Westport Film Club’s spring season kicks off on Wednesday, February 6, with a screening of the French film ‘Untouchable’.
Nine weeks after its release in France on November 2, 2011, ‘Untouchable’ became the the country’s second-biggest box-office hit. Based on a true story, it explores the unlikely friendship between millionaire paraplegic Philippe and his ex-prisoner carer Driss, played by François Cluzet and Omar Sy, respectively.
The film deals with hard-hitting themes, such as class, race, poverty and disability, but it manages to retain an optimistic outlook and offers plenty of laughs along the way. Despite the fact that the humour is largely built on social and racial stereotypes (Philippe is conservative, listens to classical music and enjoys the opera, while Driss is impulsive, flirtatious and dances to Kool & The Gang and Earth, Wind & Fire), ‘Untouchable’ is ultimately a film about friendship.
Indeed it is Driss and Philippe’s friendship that enables each of their characters to flourish, enhancing and enriching both of their previously otherwise-mundane lives.

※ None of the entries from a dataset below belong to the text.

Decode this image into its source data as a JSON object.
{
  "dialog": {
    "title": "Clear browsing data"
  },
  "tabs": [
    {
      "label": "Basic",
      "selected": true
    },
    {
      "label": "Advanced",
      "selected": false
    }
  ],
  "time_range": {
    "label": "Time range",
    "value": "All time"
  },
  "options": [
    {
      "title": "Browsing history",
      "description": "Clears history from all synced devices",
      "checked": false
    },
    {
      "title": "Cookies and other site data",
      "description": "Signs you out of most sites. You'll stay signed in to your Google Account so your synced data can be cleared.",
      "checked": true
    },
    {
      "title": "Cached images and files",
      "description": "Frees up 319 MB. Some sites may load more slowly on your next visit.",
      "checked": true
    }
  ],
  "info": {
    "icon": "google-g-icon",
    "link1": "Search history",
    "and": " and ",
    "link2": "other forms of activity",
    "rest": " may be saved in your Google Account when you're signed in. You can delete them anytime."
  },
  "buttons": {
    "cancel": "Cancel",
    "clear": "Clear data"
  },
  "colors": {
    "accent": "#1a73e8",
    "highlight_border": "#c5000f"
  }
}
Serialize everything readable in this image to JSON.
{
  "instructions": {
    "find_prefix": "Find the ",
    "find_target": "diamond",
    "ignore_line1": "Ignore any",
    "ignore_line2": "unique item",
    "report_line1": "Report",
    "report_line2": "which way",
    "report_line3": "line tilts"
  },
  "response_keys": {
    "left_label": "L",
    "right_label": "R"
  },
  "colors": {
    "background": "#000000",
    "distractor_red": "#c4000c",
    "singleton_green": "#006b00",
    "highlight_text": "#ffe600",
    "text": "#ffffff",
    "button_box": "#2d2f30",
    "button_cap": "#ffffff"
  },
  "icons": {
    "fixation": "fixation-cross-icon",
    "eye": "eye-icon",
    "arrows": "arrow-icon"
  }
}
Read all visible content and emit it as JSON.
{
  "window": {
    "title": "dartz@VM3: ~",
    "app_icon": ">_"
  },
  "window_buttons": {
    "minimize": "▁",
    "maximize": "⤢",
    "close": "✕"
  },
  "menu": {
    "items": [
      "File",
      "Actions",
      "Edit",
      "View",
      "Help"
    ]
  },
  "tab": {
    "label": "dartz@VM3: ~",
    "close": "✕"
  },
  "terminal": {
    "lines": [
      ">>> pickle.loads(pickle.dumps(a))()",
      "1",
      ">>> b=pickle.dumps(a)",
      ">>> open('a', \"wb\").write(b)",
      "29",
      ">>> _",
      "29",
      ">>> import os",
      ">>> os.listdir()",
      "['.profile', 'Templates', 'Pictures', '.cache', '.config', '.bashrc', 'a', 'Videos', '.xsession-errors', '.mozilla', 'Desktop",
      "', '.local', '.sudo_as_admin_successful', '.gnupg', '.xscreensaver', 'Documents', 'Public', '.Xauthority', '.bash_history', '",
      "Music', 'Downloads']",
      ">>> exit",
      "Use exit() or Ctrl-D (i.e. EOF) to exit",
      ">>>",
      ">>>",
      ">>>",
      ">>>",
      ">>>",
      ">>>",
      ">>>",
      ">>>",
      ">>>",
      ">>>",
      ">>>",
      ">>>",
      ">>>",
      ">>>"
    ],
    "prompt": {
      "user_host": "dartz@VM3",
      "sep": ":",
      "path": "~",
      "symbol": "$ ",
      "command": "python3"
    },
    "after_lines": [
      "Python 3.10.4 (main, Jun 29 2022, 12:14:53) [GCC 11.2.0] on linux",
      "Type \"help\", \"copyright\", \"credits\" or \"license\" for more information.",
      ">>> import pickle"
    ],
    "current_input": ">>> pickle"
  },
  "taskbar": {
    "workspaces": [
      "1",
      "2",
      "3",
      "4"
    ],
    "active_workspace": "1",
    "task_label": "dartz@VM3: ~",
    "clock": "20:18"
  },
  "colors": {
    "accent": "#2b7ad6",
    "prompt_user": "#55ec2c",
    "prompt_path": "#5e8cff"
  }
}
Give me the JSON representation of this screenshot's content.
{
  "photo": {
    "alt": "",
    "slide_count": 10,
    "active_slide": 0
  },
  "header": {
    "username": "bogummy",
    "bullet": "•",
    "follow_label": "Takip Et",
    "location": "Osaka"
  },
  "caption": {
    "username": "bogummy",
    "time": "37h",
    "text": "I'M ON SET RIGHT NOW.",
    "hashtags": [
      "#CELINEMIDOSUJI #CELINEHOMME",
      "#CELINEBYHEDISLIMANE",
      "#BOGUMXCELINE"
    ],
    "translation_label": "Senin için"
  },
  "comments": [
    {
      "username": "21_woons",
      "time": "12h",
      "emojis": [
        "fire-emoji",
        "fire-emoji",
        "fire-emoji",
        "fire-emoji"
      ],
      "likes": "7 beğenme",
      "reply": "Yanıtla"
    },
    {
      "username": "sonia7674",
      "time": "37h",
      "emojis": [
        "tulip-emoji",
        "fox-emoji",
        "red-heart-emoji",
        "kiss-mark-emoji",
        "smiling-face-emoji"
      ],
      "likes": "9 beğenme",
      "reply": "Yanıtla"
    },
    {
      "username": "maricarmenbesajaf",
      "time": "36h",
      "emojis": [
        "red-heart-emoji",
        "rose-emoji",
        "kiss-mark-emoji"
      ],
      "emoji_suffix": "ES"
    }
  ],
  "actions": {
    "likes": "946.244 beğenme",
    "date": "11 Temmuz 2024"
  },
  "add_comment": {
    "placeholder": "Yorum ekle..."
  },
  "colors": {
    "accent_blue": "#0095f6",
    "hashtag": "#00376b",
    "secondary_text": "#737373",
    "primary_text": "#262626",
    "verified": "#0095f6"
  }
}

Philippe, a widower paralysed from the neck down after a paragliding accident, admits that his ‘real handicap is living without love’. Through his companionship with Driss, who never pities him, Philippe slowly learns to acknowledge his loneliness, opens up and starts to enjoy himself and his life once more. Both characters serve to teach each other important life lessons, broadening not only their minds, but also their horizons.
Driss comes from an impoverished area which looks cold and bleak in contrast to Philippe’s polished and luxurious mansion, where, away from drugs, violence and poverty he catches a glimpse of what life is like on the other side. He is introduced to modern art, opera and even takes up painting, discovering he is quite good at it. Throughout the course of the film, both Philippe’s and Driss’s comfort zones and ideals are challenged, helping them to gain knowledge, friendship and a new perspective on life.
The film’s huge success overseas and in France can undoubtedly be attributed to the remarkable performances of both François Cluzet and Omar Sy, who bring warmth and compassion to their occasionally clichéd characterisations. The result is an uplifting and thoroughly enjoyable discovery of a friendship that however unlikely, is nonetheless charming and inspirational.
Rachel Maguire is a member of Westport Film Club. ‘Untouchable’ will be screened at Westport Cineplex on Wednesday, February 6, at 8.45pm. Everybody welcome; tickets to each film for non-members are €10.